Task item: In the listing below, find each line with the string "Generator" and return it.

Available data:
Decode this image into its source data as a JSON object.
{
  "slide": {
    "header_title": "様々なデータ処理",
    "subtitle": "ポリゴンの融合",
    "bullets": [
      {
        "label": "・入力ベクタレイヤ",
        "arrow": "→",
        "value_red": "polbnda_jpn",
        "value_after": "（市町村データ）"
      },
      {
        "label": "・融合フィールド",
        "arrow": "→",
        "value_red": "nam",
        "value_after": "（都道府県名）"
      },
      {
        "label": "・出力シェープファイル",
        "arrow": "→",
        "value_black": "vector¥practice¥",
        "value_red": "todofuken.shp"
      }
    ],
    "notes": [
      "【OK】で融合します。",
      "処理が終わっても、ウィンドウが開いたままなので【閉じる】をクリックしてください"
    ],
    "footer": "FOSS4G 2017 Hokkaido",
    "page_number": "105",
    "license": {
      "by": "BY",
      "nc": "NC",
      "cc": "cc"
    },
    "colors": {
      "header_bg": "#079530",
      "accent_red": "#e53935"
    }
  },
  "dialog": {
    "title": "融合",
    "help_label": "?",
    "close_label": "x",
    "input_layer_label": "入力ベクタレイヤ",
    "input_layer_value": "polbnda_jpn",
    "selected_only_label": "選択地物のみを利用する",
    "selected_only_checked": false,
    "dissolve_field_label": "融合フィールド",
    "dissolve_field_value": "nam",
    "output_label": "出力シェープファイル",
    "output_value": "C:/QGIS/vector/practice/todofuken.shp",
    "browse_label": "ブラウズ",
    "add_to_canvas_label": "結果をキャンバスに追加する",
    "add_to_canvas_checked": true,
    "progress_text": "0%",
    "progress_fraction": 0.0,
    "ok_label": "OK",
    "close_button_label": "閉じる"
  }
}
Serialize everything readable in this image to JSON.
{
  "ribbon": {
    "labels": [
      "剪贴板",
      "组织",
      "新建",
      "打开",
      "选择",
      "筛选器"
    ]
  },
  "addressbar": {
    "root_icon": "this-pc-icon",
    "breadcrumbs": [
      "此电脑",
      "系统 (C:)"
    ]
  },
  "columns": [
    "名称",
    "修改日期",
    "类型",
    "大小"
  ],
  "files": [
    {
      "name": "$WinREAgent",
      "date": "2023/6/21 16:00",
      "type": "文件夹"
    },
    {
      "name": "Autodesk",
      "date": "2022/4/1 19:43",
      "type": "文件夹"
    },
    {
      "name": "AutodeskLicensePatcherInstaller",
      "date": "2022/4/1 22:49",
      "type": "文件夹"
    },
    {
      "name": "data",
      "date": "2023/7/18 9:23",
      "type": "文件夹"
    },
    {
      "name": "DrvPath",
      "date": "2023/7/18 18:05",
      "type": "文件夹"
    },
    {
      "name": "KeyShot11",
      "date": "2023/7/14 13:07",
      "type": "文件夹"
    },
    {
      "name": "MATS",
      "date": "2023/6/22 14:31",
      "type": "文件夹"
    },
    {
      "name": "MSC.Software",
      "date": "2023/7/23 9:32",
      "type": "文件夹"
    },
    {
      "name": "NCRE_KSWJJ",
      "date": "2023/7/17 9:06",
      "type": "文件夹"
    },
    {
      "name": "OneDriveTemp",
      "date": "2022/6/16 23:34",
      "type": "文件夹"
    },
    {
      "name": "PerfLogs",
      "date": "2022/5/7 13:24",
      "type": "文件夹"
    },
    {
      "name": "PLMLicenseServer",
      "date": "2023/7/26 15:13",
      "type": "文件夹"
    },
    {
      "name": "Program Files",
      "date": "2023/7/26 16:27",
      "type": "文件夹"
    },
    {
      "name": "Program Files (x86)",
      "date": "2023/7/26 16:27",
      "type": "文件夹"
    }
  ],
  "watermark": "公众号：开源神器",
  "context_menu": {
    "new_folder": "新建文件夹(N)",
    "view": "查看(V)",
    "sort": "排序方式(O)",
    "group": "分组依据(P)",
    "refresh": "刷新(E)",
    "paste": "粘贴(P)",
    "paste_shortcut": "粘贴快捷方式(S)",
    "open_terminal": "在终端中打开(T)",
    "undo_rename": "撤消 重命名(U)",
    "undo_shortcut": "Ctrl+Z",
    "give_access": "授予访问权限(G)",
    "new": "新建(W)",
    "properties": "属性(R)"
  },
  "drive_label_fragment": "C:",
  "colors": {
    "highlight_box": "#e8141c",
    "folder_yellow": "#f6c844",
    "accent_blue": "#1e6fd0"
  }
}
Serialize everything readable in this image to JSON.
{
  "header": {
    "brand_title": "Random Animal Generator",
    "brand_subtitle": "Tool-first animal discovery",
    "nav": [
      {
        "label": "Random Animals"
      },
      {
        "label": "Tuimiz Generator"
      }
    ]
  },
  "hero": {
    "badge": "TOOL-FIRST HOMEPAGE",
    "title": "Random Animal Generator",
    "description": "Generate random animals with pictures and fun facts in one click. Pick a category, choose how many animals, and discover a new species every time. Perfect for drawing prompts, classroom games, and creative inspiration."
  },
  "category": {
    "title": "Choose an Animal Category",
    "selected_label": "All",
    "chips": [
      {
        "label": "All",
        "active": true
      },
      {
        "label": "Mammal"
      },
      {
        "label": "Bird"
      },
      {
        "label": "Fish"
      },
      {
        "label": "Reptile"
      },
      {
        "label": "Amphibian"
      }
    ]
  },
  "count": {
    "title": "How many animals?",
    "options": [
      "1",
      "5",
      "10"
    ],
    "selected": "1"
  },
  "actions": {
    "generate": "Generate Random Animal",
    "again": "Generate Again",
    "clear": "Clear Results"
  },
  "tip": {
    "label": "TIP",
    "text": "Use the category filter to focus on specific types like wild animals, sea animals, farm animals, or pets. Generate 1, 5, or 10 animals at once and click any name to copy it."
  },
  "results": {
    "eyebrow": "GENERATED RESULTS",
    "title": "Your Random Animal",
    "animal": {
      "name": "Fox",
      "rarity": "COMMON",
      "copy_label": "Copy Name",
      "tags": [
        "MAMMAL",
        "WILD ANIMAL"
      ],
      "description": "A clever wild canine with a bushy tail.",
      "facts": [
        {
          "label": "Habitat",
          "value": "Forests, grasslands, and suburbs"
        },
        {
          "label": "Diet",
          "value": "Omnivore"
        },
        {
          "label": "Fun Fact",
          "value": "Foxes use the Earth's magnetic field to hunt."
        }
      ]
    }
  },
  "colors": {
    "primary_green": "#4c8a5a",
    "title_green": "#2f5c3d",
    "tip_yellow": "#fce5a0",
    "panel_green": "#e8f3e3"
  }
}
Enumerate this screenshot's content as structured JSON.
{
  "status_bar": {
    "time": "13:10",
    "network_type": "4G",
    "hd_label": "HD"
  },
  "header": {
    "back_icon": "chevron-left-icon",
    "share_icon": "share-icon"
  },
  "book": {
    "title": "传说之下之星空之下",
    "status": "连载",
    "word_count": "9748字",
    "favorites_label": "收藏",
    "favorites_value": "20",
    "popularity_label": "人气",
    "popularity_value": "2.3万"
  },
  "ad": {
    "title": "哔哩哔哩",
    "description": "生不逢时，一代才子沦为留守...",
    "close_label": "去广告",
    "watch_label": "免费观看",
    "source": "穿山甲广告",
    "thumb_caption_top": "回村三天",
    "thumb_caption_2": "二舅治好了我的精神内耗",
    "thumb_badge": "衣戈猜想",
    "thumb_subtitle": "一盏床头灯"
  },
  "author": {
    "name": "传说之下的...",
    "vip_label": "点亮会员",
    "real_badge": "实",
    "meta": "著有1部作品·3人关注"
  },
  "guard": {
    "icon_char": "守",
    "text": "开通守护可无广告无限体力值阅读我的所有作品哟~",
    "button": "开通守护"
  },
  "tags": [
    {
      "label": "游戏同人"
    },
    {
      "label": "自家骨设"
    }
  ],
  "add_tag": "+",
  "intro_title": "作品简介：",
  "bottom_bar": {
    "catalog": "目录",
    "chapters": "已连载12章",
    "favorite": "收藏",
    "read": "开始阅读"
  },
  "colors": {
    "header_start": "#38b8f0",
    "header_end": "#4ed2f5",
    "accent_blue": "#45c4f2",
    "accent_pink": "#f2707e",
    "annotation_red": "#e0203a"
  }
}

Response to the exercise:
    "brand_title": "Random Animal Generator",
        "label": "Tuimiz Generator"
    "title": "Random Animal Generator",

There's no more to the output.